## Source records:
*-*-*
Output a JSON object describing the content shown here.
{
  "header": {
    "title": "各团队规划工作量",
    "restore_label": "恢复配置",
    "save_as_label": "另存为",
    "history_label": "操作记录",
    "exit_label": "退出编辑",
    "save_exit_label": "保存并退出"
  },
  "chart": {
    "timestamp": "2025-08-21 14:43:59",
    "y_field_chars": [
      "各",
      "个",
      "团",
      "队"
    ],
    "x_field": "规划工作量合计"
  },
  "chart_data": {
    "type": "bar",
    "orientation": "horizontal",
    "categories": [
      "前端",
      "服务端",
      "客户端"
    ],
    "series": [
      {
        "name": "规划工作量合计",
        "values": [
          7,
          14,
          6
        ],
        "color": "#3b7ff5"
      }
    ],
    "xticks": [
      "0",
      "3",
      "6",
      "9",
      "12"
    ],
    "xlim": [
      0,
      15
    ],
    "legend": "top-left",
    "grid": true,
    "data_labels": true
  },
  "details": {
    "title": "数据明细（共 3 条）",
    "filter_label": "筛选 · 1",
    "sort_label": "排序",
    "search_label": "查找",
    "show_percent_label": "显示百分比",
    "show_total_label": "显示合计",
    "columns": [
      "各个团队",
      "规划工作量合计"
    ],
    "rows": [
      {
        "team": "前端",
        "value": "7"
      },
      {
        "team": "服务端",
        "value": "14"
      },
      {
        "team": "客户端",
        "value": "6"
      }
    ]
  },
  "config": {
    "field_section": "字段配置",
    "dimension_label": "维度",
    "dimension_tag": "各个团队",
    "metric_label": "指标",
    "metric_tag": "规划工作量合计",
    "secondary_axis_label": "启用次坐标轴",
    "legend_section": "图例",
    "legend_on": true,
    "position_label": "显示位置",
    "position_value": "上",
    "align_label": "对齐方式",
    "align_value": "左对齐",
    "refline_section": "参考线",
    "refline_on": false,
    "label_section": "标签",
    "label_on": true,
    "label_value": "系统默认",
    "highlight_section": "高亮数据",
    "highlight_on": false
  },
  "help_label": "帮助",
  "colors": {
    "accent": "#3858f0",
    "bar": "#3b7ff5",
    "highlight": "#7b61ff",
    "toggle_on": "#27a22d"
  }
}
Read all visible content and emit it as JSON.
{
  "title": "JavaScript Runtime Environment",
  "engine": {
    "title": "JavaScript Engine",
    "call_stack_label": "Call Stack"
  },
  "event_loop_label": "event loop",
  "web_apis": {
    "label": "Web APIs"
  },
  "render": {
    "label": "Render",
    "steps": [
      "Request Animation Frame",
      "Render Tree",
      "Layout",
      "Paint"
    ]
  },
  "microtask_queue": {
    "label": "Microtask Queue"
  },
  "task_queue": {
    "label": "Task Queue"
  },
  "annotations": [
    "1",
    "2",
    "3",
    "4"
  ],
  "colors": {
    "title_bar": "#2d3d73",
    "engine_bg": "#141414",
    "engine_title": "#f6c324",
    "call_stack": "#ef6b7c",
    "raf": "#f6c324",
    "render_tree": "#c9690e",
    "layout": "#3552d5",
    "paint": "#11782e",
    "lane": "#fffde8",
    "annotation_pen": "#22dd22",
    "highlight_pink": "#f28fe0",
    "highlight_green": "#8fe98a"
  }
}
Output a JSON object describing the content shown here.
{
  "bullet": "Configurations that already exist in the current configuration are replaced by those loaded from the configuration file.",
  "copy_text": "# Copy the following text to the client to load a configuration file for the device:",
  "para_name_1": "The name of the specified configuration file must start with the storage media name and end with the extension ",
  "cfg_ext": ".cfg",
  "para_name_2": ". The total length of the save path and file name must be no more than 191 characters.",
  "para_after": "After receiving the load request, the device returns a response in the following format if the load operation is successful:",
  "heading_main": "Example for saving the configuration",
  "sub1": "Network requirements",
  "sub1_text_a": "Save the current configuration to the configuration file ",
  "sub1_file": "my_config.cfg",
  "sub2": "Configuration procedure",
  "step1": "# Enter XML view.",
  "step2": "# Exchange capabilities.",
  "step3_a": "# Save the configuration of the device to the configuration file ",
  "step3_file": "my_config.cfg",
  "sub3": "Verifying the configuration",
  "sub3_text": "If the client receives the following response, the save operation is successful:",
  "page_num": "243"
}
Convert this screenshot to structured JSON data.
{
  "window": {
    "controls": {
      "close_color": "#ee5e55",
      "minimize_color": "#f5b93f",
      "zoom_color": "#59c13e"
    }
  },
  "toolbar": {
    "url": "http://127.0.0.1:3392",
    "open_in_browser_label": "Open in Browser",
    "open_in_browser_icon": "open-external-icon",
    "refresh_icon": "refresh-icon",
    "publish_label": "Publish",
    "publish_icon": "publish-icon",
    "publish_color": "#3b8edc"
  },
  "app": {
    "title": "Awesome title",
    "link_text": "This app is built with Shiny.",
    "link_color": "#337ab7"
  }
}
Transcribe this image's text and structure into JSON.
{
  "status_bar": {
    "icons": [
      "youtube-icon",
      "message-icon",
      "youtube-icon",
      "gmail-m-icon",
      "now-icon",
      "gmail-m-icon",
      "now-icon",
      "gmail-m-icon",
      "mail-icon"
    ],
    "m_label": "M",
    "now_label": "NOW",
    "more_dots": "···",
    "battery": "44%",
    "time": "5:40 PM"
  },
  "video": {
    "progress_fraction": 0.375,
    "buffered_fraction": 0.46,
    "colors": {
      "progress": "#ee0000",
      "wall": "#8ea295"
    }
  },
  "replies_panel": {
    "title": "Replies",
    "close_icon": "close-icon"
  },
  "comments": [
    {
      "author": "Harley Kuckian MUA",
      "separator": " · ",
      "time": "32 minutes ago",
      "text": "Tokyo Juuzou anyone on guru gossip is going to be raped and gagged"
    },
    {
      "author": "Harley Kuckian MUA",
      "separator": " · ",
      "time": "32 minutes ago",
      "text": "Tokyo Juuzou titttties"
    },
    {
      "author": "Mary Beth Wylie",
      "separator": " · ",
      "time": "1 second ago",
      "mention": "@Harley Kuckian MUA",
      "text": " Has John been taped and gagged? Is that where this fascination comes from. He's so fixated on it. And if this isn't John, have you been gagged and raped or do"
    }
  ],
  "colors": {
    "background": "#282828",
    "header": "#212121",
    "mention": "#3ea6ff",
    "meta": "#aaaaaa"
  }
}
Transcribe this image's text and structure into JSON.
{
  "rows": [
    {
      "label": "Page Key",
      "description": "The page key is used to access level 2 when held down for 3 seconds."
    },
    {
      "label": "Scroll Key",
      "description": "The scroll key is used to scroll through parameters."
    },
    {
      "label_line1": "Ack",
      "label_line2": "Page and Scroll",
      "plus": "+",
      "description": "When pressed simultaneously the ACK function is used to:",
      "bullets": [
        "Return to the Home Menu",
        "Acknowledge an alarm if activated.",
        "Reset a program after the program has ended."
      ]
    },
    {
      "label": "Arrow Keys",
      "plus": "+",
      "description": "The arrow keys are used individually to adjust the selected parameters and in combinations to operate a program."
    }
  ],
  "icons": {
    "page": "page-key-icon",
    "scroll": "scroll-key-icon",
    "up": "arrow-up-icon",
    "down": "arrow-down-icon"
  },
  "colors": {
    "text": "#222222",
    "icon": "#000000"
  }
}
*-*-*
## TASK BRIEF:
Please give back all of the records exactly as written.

## WRITTEN RESPONSE:
Output a JSON object describing the content shown here.
{
  "header": {
    "title": "各团队规划工作量",
    "restore_label": "恢复配置",
    "save_as_label": "另存为",
    "history_label": "操作记录",
    "exit_label": "退出编辑",
    "save_exit_label": "保存并退出"
  },
  "chart": {
    "timestamp": "2025-08-21 14:43:59",
    "y_field_chars": [
      "各",
      "个",
      "团",
      "队"
    ],
    "x_field": "规划工作量合计"
  },
  "chart_data": {
    "type": "bar",
    "orientation": "horizontal",
    "categories": [
      "前端",
      "服务端",
      "客户端"
    ],
    "series": [
      {
        "name": "规划工作量合计",
        "values": [
          7,
          14,
          6
        ],
        "color": "#3b7ff5"
      }
    ],
    "xticks": [
      "0",
      "3",
      "6",
      "9",
      "12"
    ],
    "xlim": [
      0,
      15
    ],
    "legend": "top-left",
    "grid": true,
    "data_labels": true
  },
  "details": {
    "title": "数据明细（共 3 条）",
    "filter_label": "筛选 · 1",
    "sort_label": "排序",
    "search_label": "查找",
    "show_percent_label": "显示百分比",
    "show_total_label": "显示合计",
    "columns": [
      "各个团队",
      "规划工作量合计"
    ],
    "rows": [
      {
        "team": "前端",
        "value": "7"
      },
      {
        "team": "服务端",
        "value": "14"
      },
      {
        "team": "客户端",
        "value": "6"
      }
    ]
  },
  "config": {
    "field_section": "字段配置",
    "dimension_label": "维度",
    "dimension_tag": "各个团队",
    "metric_label": "指标",
    "metric_tag": "规划工作量合计",
    "secondary_axis_label": "启用次坐标轴",
    "legend_section": "图例",
    "legend_on": true,
    "position_label": "显示位置",
    "position_value": "上",
    "align_label": "对齐方式",
    "align_value": "左对齐",
    "refline_section": "参考线",
    "refline_on": false,
    "label_section": "标签",
    "label_on": true,
    "label_value": "系统默认",
    "highlight_section": "高亮数据",
    "highlight_on": false
  },
  "help_label": "帮助",
  "colors": {
    "accent": "#3858f0",
    "bar": "#3b7ff5",
    "highlight": "#7b61ff",
    "toggle_on": "#27a22d"
  }
}
Read all visible content and emit it as JSON.
{
  "title": "JavaScript Runtime Environment",
  "engine": {
    "title": "JavaScript Engine",
    "call_stack_label": "Call Stack"
  },
  "event_loop_label": "event loop",
  "web_apis": {
    "label": "Web APIs"
  },
  "render": {
    "label": "Render",
    "steps": [
      "Request Animation Frame",
      "Render Tree",
      "Layout",
      "Paint"
    ]
  },
  "microtask_queue": {
    "label": "Microtask Queue"
  },
  "task_queue": {
    "label": "Task Queue"
  },
  "annotations": [
    "1",
    "2",
    "3",
    "4"
  ],
  "colors": {
    "title_bar": "#2d3d73",
    "engine_bg": "#141414",
    "engine_title": "#f6c324",
    "call_stack": "#ef6b7c",
    "raf": "#f6c324",
    "render_tree": "#c9690e",
    "layout": "#3552d5",
    "paint": "#11782e",
    "lane": "#fffde8",
    "annotation_pen": "#22dd22",
    "highlight_pink": "#f28fe0",
    "highlight_green": "#8fe98a"
  }
}
Output a JSON object describing the content shown here.
{
  "bullet": "Configurations that already exist in the current configuration are replaced by those loaded from the configuration file.",
  "copy_text": "# Copy the following text to the client to load a configuration file for the device:",
  "para_name_1": "The name of the specified configuration file must start with the storage media name and end with the extension ",
  "cfg_ext": ".cfg",
  "para_name_2": ". The total length of the save path and file name must be no more than 191 characters.",
  "para_after": "After receiving the load request, the device returns a response in the following format if the load operation is successful:",
  "heading_main": "Example for saving the configuration",
  "sub1": "Network requirements",
  "sub1_text_a": "Save the current configuration to the configuration file ",
  "sub1_file": "my_config.cfg",
  "sub2": "Configuration procedure",
  "step1": "# Enter XML view.",
  "step2": "# Exchange capabilities.",
  "step3_a": "# Save the configuration of the device to the configuration file ",
  "step3_file": "my_config.cfg",
  "sub3": "Verifying the configuration",
  "sub3_text": "If the client receives the following response, the save operation is successful:",
  "page_num": "243"
}
Convert this screenshot to structured JSON data.
{
  "window": {
    "controls": {
      "close_color": "#ee5e55",
      "minimize_color": "#f5b93f",
      "zoom_color": "#59c13e"
    }
  },
  "toolbar": {
    "url": "http://127.0.0.1:3392",
    "open_in_browser_label": "Open in Browser",
    "open_in_browser_icon": "open-external-icon",
    "refresh_icon": "refresh-icon",
    "publish_label": "Publish",
    "publish_icon": "publish-icon",
    "publish_color": "#3b8edc"
  },
  "app": {
    "title": "Awesome title",
    "link_text": "This app is built with Shiny.",
    "link_color": "#337ab7"
  }
}
Transcribe this image's text and structure into JSON.
{
  "status_bar": {
    "icons": [
      "youtube-icon",
      "message-icon",
      "youtube-icon",
      "gmail-m-icon",
      "now-icon",
      "gmail-m-icon",
      "now-icon",
      "gmail-m-icon",
      "mail-icon"
    ],
    "m_label": "M",
    "now_label": "NOW",
    "more_dots": "···",
    "battery": "44%",
    "time": "5:40 PM"
  },
  "video": {
    "progress_fraction": 0.375,
    "buffered_fraction": 0.46,
    "colors": {
      "progress": "#ee0000",
      "wall": "#8ea295"
    }
  },
  "replies_panel": {
    "title": "Replies",
    "close_icon": "close-icon"
  },
  "comments": [
    {
      "author": "Harley Kuckian MUA",
      "separator": " · ",
      "time": "32 minutes ago",
      "text": "Tokyo Juuzou anyone on guru gossip is going to be raped and gagged"
    },
    {
      "author": "Harley Kuckian MUA",
      "separator": " · ",
      "time": "32 minutes ago",
      "text": "Tokyo Juuzou titttties"
    },
    {
      "author": "Mary Beth Wylie",
      "separator": " · ",
      "time": "1 second ago",
      "mention": "@Harley Kuckian MUA",
      "text": " Has John been taped and gagged? Is that where this fascination comes from. He's so fixated on it. And if this isn't John, have you been gagged and raped or do"
    }
  ],
  "colors": {
    "background": "#282828",
    "header": "#212121",
    "mention": "#3ea6ff",
    "meta": "#aaaaaa"
  }
}
Transcribe this image's text and structure into JSON.
{
  "rows": [
    {
      "label": "Page Key",
      "description": "The page key is used to access level 2 when held down for 3 seconds."
    },
    {
      "label": "Scroll Key",
      "description": "The scroll key is used to scroll through parameters."
    },
    {
      "label_line1": "Ack",
      "label_line2": "Page and Scroll",
      "plus": "+",
      "description": "When pressed simultaneously the ACK function is used to:",
      "bullets": [
        "Return to the Home Menu",
        "Acknowledge an alarm if activated.",
        "Reset a program after the program has ended."
      ]
    },
    {
      "label": "Arrow Keys",
      "plus": "+",
      "description": "The arrow keys are used individually to adjust the selected parameters and in combinations to operate a program."
    }
  ],
  "icons": {
    "page": "page-key-icon",
    "scroll": "scroll-key-icon",
    "up": "arrow-up-icon",
    "down": "arrow-down-icon"
  },
  "colors": {
    "text": "#222222",
    "icon": "#000000"
  }
}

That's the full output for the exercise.